We are celebrating Women’s History Month this year with images that inform and empower, and often, when you learn the backstory, piss you off. On social media we will be using the hashtag #WHM18 on our posts so you can follow along.
I personally adore this image from the program of the Suffrage Procession. It is so proud and positive. White, purple, and gold were what we would today call the pallet of the brand of women’s suffrage. The image movement is forward or to the right. The banners, regalia, and horse signify strength and determination.
You can find out more of the specifics of the Women’s Suffrage Procession, including the entirety of the procession pamphlet, at the Library of Congress (LOC).

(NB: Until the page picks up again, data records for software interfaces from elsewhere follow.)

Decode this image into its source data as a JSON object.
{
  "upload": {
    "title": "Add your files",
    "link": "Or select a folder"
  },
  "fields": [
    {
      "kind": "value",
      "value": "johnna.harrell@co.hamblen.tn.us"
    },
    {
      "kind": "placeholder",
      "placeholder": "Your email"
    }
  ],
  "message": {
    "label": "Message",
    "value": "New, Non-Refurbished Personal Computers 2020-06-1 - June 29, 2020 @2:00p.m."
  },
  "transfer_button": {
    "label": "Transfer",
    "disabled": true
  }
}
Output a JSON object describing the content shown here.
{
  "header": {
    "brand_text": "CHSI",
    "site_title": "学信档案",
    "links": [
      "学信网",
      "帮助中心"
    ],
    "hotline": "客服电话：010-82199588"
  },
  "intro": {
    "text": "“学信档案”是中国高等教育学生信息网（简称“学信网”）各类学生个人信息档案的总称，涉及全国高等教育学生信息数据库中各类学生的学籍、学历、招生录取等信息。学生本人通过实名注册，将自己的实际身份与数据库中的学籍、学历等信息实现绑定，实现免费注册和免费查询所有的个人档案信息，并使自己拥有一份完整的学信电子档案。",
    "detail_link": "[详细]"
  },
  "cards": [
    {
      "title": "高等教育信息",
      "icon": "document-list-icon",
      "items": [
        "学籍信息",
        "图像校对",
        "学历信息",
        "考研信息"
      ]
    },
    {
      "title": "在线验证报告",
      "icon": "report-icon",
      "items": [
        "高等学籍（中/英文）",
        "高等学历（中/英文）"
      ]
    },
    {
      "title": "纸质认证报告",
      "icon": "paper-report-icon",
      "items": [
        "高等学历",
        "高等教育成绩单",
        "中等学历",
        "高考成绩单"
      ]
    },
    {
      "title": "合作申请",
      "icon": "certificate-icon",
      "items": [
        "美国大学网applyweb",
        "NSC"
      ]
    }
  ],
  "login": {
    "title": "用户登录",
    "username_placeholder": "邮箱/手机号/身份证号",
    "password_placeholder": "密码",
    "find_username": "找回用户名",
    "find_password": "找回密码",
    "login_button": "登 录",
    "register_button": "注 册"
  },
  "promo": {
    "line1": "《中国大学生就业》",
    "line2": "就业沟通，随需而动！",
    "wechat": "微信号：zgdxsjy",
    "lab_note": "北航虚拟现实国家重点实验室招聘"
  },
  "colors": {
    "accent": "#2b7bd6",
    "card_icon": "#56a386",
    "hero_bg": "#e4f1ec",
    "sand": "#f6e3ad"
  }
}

The LOC page about the Procession presents a good amount of information from before and after the event, including the assault on the march by men in town for the inauguration of Woodrow Wilson the next day. Hundreds were harmed, and in a vein similar to many current day protests and marches in the U.S., the police stood by and did little to protect the marchers and seemed to enjoy the actions and rudeness directed at the women. “One policeman explained that they should stay at home where they belonged.” Personal and group opinion with law enforcement determining which laws to enforce and interpreting the law for themselves has a long history. But the Chief of the Capitol Police lost his job, and in a backlash against the harassment and violence directed toward the women marchers the movement was re-energized and gained followers thanks to the press coverage of the attack.
This recording from 1958 certainly suggests that the “movement” did not end with the women’s vote and begin again only with the women’s movement of the 1960s and 1970s. The suffragettes are better referred to as suffragists. The struggle continues.